Ten years ago, Fribourg-native Blaise Rochat experienced a psychotic break. Today, he works to improve the relationship between patients and their entourage.
“My life changed dramatically at age 46. I had a job and I was married with a child. In fact, I was working in the healthcare sector, first as a psychiatric nurse, then as a professor at the University of Applied Sciences and Arts in Fribourg. That’s when I experienced a series of setbacks, including a cancer diagnosis, septicaemia, and an emotional blow. I think these snow-balling problems led to my psychotic break.
It resulted in hallucinations that became progressively worse with time. I started hearing voices and having conversations with them. Little by little, I walled myself off from the outside world. My interactions were limited to the hundreds of voices I heard in my mind. Eighty per cent of them were threatening. At some points during my hallucinations, I was truly terrified.
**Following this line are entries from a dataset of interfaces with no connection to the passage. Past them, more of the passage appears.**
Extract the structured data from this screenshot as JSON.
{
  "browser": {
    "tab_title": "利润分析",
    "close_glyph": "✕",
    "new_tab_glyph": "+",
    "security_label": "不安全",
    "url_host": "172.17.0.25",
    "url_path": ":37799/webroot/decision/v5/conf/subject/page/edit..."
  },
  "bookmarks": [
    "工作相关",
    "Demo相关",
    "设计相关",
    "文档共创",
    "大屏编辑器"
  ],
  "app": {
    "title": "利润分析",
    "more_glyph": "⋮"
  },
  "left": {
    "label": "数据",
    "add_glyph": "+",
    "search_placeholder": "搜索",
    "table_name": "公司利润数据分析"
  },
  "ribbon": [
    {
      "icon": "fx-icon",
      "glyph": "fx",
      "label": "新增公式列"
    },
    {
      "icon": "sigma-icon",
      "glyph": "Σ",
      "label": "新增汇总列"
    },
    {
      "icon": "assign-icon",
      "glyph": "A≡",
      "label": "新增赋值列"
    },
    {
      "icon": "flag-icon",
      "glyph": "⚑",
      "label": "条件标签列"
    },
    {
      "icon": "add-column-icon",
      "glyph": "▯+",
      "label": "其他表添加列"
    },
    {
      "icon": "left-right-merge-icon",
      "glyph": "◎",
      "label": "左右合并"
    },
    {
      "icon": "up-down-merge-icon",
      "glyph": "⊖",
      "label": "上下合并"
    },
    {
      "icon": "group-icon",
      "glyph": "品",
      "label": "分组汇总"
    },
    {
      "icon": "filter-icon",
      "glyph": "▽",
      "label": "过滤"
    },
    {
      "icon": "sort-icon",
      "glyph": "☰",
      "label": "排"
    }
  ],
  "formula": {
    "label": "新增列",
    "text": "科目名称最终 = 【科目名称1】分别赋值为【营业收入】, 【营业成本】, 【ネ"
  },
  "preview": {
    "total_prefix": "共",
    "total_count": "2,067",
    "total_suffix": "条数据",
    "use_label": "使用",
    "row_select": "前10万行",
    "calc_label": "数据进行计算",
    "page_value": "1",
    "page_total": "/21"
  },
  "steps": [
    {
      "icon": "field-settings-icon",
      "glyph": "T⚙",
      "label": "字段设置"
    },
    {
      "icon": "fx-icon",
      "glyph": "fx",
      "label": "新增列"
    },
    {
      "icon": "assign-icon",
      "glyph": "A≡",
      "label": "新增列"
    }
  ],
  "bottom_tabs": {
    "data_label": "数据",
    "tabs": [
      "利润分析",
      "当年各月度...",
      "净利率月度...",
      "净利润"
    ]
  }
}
It was a really difficult time for me. The situation became untenable for my loved ones.
When I was hospitalised, it seemed like I barely spoke with the staff. It was better around the time I received my diagnosis because I felt they were really trying to understand me.
Once they put a name to it, it was as if the suffering I was experiencing on the inside suddenly became meaningless because it was just part of a hallucination. This acute period of my breakdown lasted around four years.
When I started to feel better, I took stock of the damage. I went through a period of depression and doubt regarding my abilities and my identity. During this phase, I reached out to a patient association. I met people who accepted me for who I was and encouraged me to take up my responsibilities again. That really helped me regain confidence in myself and re-establish social ties.
These days, I often give lectures in classes for future healthcare professionals. I bring a dual perspective as both a patient and a former healthcare worker.
I try to impress upon them the importance of listening to what the patient is going through.
I also share my story on my website (editor’s note: experience-schizophrenique.ch) and at conferences for the general public. Once again, I insist on the importance of establishing a dialogue between patients, loved ones, and professionals. Right now, I have very few psychotic symptoms, but I still have doubts about how I would react and my ability to face a highly stressful situation. My story is unique and valuable – not in the least because my breakdown occurred at a later age than average. Still, it’s often a source of hope for the people who come to listen to me.”